Read my blog at Huffington Post

I also blog at Huffington Post's new UK site; please click here to read my posts there.

Wednesday, 2 May 2012

Cameron's "Conservative-led" Government

In the Standard's interesting eve-of-poll interview with the Prime Minister (http://www.thisislondon.co.uk/news/mayor/full-interview-boris-johnson-has-a-big-heart-you-dont-have-to-be-tory-to-vote-for-him-says-pm-7706811.html), Sarah Sands asks David Cameron if he could imagine a Coalition Government including the Conservatives and UKIP, to which Mr Cameron responds: "If you are clairvoyant...I don't think that is what is going to happen. When it comes to the next election, do you want a Conservative-led government, or to go backwards with Labour or waste your votes on one of these other parties, that is the key question." Not "a Conservative Government", but a "Conservative-led" one, which is what we have at the moment, with the current coalition. Is Mr Cameron preparing his pitch for a scenario in which, in 2015, the best the Conservatives can hope for is to again be the largest party in a hung Parliament, so prompting a continuation of the current Conservative/Liberal Democrat Coalition?

Stranger things have happened, especially if the economy recovers, the Coalition gets the credit and neither the Conservatives nor Labour is popular enough on its own to win an outright Commons majority. My preferred outcome for the 2015 General Election is a Liberal Democrat victory and a Lib Dem Government. In the not inconceivable absence of such an outcome, I'd be delighted by another hung Parliament and another coalition. Were that coalition to have David Cameron as its Conservative Prime Minister and Nick Clegg as its Lib Dem Deputy Prime Minister, I would not complain, as I like the current government more than I have liked any other British Government of my lifetime.

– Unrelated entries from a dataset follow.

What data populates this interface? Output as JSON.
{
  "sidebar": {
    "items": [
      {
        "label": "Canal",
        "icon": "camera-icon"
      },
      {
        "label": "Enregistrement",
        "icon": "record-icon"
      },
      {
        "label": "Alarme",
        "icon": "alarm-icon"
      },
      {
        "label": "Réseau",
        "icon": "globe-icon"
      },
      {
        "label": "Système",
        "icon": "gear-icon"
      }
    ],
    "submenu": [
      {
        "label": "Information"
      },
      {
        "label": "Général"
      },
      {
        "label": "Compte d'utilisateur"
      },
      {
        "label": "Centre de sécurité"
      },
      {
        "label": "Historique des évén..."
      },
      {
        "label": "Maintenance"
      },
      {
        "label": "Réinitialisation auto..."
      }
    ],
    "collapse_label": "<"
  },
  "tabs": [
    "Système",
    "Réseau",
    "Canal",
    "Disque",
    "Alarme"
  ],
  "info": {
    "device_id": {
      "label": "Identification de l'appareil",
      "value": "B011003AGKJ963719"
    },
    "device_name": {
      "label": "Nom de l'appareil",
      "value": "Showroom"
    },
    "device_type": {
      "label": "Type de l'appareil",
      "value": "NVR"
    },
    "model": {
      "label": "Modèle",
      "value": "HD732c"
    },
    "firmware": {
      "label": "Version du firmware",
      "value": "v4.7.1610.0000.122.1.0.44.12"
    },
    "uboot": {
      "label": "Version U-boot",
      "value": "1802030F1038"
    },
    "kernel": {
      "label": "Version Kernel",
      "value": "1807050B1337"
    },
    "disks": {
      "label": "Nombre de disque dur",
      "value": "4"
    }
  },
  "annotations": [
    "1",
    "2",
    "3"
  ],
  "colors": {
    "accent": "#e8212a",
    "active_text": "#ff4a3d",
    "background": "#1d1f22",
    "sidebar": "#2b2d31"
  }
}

If I was Mr Cameron (which would come as a frightful shock to Mrs Cameron), and if I detected little public appetite for a Conservatives-only government, I would be thinking that another Conservative-led Coalition Government is among the least worst options for the Conservative Party - after all, many other conservative parties (such as Germany's Christian Democrats) long ago accepted that being the senior partner in a coalition with the liberals is, realistically, as good as it often gets. I find Mr Cameron's "Conservative-led" choice of words significant.

No comments:

Post a Comment